## Work item
Each line of the listing where "photo" appears should be reported.

## Listed records
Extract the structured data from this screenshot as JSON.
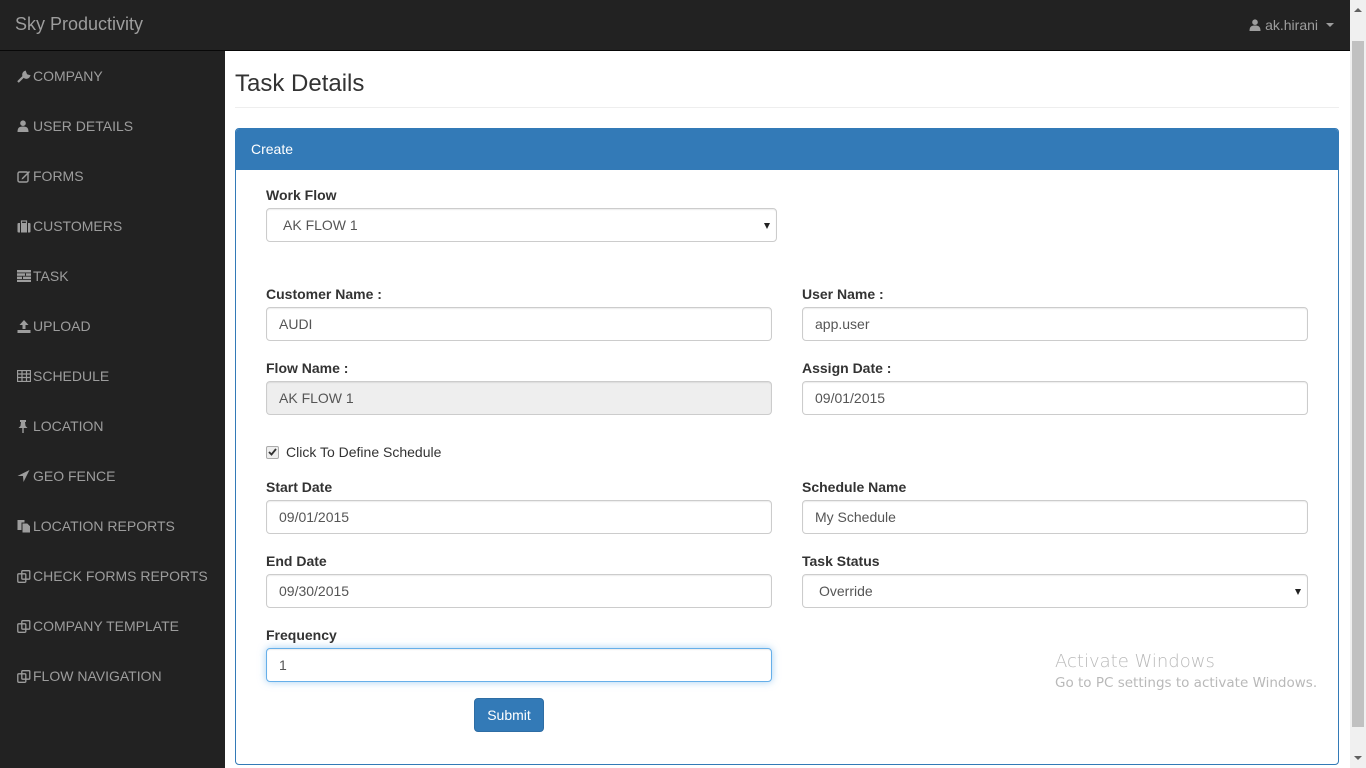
{
  "navbar": {
    "brand": "Sky Productivity",
    "user": "ak.hirani"
  },
  "sidebar": {
    "items": [
      {
        "label": "COMPANY",
        "icon": "wrench-icon"
      },
      {
        "label": "USER DETAILS",
        "icon": "user-icon"
      },
      {
        "label": "FORMS",
        "icon": "edit-icon"
      },
      {
        "label": "CUSTOMERS",
        "icon": "briefcase-icon"
      },
      {
        "label": "TASK",
        "icon": "tasks-icon"
      },
      {
        "label": "UPLOAD",
        "icon": "upload-icon"
      },
      {
        "label": "SCHEDULE",
        "icon": "table-icon"
      },
      {
        "label": "LOCATION",
        "icon": "pushpin-icon"
      },
      {
        "label": "GEO FENCE",
        "icon": "location-arrow-icon"
      },
      {
        "label": "LOCATION REPORTS",
        "icon": "copy-icon"
      },
      {
        "label": "CHECK FORMS REPORTS",
        "icon": "duplicate-icon"
      },
      {
        "label": "COMPANY TEMPLATE",
        "icon": "duplicate-icon"
      },
      {
        "label": "FLOW NAVIGATION",
        "icon": "duplicate-icon"
      }
    ]
  },
  "page": {
    "title": "Task Details"
  },
  "panel": {
    "heading": "Create"
  },
  "form": {
    "workflow": {
      "label": "Work Flow",
      "value": "AK FLOW 1"
    },
    "customer_name": {
      "label": "Customer Name :",
      "value": "AUDI"
    },
    "user_name": {
      "label": "User Name :",
      "value": "app.user"
    },
    "flow_name": {
      "label": "Flow Name :",
      "value": "AK FLOW 1"
    },
    "assign_date": {
      "label": "Assign Date :",
      "value": "09/01/2015"
    },
    "define_schedule": {
      "label": "Click To Define Schedule",
      "checked": true
    },
    "start_date": {
      "label": "Start Date",
      "value": "09/01/2015"
    },
    "schedule_name": {
      "label": "Schedule Name",
      "value": "My Schedule"
    },
    "end_date": {
      "label": "End Date",
      "value": "09/30/2015"
    },
    "task_status": {
      "label": "Task Status",
      "value": "Override"
    },
    "frequency": {
      "label": "Frequency",
      "value": "1"
    },
    "submit_label": "Submit"
  },
  "watermark": {
    "title": "Activate Windows",
    "subtitle": "Go to PC settings to activate Windows."
  },
  "colors": {
    "primary": "#337ab7",
    "navbar": "#222222",
    "nav_text": "#9d9d9d"
  }
}
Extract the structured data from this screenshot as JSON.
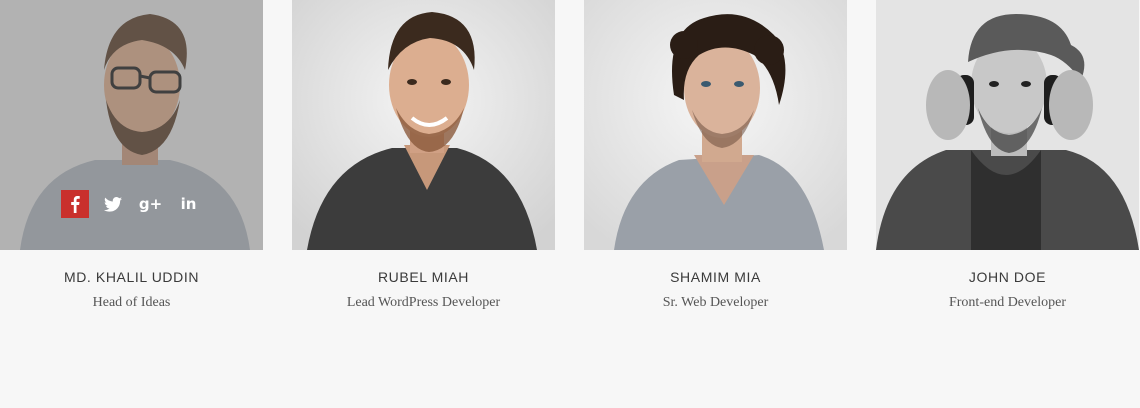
{
  "colors": {
    "background": "#f7f7f7",
    "facebook_active": "#c9302c",
    "name_text": "#3a3a3a",
    "role_text": "#555555"
  },
  "members": [
    {
      "name": "MD. KHALIL UDDIN",
      "role": "Head of Ideas",
      "photo": "man-with-glasses-beard-photo",
      "hover_active": true,
      "social": [
        "facebook-icon",
        "twitter-icon",
        "google-plus-icon",
        "linkedin-icon"
      ]
    },
    {
      "name": "RUBEL MIAH",
      "role": "Lead WordPress Developer",
      "photo": "smiling-man-dark-shirt-photo"
    },
    {
      "name": "SHAMIM MIA",
      "role": "Sr. Web Developer",
      "photo": "man-curly-hair-grey-tshirt-photo"
    },
    {
      "name": "JOHN DOE",
      "role": "Front-end Developer",
      "photo": "man-cap-headphones-photo"
    }
  ]
}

## Solution to the problem
      "photo": "man-with-glasses-beard-photo",
      "photo": "smiling-man-dark-shirt-photo"
      "photo": "man-curly-hair-grey-tshirt-photo"
      "photo": "man-cap-headphones-photo"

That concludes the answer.